Exercise requirements:
Scan the entries that follow for the word "image", then report every line in which it appears.

Records for this task:
[Start of Attachment]

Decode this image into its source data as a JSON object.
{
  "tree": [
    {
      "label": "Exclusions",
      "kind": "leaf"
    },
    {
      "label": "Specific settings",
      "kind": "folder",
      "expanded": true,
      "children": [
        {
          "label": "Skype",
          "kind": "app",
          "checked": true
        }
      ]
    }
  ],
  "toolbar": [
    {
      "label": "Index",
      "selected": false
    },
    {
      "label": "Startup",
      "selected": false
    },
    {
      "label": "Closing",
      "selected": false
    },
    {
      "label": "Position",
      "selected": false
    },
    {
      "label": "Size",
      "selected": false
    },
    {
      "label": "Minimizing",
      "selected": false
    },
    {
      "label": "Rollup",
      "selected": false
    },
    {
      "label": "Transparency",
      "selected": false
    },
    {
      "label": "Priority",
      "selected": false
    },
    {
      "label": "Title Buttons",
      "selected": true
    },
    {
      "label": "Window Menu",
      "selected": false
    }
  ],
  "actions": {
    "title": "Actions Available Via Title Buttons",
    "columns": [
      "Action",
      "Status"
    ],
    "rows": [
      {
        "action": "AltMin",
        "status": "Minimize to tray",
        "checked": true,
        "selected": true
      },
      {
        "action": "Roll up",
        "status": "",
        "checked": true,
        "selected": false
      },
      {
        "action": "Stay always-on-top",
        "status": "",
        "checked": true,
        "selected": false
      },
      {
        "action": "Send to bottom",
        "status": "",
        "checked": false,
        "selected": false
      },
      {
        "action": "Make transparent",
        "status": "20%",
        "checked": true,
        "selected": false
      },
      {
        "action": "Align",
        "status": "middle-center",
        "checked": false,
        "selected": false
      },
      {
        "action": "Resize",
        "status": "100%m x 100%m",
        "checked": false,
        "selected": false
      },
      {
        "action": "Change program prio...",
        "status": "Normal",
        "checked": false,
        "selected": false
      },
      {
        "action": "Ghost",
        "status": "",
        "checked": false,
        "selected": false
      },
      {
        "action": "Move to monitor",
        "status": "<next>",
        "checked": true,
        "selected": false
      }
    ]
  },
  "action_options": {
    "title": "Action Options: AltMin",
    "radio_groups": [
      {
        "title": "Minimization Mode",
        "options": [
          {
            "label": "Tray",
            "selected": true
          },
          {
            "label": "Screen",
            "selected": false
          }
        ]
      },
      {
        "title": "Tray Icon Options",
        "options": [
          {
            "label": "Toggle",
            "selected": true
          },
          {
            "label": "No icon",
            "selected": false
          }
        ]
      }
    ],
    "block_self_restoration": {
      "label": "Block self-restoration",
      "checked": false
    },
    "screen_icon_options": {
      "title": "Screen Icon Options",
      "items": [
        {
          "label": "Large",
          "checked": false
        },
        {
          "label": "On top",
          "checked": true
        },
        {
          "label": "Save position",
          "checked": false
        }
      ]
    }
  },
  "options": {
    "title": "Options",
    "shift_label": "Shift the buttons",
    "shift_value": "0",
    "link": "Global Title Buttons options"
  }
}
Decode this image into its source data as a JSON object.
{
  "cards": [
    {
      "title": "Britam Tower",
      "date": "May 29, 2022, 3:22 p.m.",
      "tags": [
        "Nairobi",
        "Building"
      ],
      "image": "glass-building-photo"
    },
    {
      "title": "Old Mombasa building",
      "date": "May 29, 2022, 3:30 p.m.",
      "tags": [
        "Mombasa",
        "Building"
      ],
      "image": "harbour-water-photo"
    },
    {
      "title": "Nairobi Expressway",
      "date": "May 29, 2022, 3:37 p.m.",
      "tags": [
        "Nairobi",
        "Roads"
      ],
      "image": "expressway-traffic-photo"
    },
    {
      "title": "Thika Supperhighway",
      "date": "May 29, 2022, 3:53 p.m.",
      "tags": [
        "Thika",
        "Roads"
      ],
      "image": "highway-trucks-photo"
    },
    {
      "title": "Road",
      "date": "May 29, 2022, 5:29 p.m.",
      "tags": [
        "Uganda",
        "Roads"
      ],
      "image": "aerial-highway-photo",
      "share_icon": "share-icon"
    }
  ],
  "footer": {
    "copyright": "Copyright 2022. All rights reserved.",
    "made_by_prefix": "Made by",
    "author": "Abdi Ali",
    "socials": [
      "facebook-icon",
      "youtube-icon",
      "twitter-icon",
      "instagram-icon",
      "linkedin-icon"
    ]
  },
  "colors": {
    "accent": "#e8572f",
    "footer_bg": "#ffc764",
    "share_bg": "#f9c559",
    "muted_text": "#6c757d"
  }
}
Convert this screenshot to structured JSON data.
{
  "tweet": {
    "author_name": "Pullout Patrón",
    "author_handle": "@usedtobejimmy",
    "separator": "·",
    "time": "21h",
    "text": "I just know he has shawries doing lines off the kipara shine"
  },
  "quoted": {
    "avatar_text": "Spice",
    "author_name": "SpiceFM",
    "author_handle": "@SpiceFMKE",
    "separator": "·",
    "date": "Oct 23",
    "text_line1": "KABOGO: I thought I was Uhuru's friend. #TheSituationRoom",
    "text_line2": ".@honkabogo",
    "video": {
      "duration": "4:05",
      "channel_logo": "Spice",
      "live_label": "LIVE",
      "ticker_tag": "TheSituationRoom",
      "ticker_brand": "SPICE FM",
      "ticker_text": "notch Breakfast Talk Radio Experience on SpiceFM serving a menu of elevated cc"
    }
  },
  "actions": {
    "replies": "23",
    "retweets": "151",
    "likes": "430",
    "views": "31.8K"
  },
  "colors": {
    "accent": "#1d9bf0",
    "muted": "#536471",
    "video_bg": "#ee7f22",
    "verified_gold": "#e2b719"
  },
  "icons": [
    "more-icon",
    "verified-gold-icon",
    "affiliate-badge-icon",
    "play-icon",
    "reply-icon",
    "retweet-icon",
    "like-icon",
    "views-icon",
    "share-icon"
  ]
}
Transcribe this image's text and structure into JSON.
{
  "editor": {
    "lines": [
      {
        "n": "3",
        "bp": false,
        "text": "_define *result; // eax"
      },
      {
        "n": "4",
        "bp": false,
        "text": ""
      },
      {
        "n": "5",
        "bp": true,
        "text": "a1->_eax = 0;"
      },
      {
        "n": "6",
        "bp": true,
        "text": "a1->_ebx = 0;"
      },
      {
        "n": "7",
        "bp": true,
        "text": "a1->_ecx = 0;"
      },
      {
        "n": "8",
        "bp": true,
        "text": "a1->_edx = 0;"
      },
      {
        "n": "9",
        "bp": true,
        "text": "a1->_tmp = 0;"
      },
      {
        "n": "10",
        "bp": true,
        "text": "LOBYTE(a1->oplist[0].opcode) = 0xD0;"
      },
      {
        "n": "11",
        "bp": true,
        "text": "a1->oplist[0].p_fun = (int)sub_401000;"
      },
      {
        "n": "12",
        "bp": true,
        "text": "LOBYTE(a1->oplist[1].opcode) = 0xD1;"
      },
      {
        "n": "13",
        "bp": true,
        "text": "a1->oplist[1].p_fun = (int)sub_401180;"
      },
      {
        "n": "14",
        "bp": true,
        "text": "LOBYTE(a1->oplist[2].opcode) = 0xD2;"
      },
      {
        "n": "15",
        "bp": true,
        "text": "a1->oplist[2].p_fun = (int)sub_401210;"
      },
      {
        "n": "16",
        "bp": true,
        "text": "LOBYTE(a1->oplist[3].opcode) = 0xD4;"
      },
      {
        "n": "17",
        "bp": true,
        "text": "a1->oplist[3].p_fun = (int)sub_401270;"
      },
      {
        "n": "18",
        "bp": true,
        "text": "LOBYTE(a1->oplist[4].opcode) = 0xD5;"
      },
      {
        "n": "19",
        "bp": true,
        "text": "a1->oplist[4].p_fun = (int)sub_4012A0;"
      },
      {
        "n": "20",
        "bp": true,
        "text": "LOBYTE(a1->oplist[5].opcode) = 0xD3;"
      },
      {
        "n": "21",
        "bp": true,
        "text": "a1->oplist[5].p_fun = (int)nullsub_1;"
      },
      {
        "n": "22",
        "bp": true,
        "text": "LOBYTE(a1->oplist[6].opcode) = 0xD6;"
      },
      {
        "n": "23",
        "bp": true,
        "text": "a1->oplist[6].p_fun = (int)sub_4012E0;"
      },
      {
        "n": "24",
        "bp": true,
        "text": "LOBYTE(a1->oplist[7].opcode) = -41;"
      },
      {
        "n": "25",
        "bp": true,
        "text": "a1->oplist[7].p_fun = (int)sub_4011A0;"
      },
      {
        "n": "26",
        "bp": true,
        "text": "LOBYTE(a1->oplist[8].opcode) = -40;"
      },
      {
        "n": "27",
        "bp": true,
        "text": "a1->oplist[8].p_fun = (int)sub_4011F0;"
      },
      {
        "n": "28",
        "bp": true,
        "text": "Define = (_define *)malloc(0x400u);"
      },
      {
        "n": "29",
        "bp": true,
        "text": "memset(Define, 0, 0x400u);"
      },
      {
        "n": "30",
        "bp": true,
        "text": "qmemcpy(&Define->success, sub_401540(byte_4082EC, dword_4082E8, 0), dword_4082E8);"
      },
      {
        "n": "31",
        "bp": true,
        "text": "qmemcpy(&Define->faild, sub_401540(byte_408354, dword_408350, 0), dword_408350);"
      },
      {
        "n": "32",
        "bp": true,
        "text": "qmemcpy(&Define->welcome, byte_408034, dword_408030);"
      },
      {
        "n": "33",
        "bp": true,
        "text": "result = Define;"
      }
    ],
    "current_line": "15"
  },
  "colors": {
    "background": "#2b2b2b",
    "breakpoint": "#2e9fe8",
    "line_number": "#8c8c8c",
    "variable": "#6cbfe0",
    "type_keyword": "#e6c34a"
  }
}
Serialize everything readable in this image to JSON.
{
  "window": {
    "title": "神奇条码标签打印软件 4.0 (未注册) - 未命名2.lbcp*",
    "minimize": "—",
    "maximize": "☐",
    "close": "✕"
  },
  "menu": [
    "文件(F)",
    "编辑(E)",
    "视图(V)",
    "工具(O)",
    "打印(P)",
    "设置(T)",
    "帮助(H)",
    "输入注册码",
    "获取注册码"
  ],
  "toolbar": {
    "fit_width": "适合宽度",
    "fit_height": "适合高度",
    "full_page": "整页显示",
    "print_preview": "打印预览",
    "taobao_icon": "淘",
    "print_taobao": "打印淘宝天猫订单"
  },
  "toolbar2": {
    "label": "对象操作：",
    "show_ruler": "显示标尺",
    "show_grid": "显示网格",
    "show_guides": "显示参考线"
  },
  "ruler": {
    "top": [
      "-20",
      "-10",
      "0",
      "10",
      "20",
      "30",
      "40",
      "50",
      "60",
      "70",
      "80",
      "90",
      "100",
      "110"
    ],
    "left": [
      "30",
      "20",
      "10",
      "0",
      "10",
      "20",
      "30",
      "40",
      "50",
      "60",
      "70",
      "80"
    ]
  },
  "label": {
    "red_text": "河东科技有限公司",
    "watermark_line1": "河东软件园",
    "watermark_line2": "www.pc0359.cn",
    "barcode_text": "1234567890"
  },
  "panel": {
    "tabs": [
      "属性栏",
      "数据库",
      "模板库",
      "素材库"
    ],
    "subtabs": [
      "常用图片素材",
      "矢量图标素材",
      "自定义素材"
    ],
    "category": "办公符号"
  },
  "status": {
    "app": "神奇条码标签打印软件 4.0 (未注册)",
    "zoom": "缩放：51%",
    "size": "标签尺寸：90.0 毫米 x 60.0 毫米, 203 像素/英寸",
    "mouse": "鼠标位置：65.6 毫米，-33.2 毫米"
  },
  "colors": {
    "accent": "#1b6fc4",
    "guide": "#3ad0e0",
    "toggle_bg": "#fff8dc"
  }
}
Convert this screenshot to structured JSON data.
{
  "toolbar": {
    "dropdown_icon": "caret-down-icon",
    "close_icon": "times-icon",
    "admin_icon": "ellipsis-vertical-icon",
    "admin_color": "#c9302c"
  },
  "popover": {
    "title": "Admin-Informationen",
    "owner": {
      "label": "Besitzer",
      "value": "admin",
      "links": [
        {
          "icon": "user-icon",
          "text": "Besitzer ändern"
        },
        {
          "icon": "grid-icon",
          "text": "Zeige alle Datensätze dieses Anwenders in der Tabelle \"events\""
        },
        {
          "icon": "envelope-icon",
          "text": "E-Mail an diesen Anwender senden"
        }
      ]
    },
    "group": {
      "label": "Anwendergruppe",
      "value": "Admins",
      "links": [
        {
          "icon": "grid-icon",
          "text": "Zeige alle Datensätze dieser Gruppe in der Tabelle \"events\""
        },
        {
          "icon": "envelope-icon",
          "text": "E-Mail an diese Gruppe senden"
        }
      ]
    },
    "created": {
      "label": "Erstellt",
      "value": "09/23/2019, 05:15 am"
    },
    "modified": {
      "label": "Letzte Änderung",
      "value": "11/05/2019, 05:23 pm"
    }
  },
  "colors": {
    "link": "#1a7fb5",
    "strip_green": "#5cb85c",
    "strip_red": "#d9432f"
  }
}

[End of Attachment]

Exercise result:
Decode this image into its source data as a JSON object.
Decode this image into its source data as a JSON object.
      "image": "glass-building-photo"
      "image": "harbour-water-photo"
      "image": "expressway-traffic-photo"
      "image": "highway-trucks-photo"
      "image": "aerial-highway-photo",
Transcribe this image's text and structure into JSON.
Serialize everything readable in this image to JSON.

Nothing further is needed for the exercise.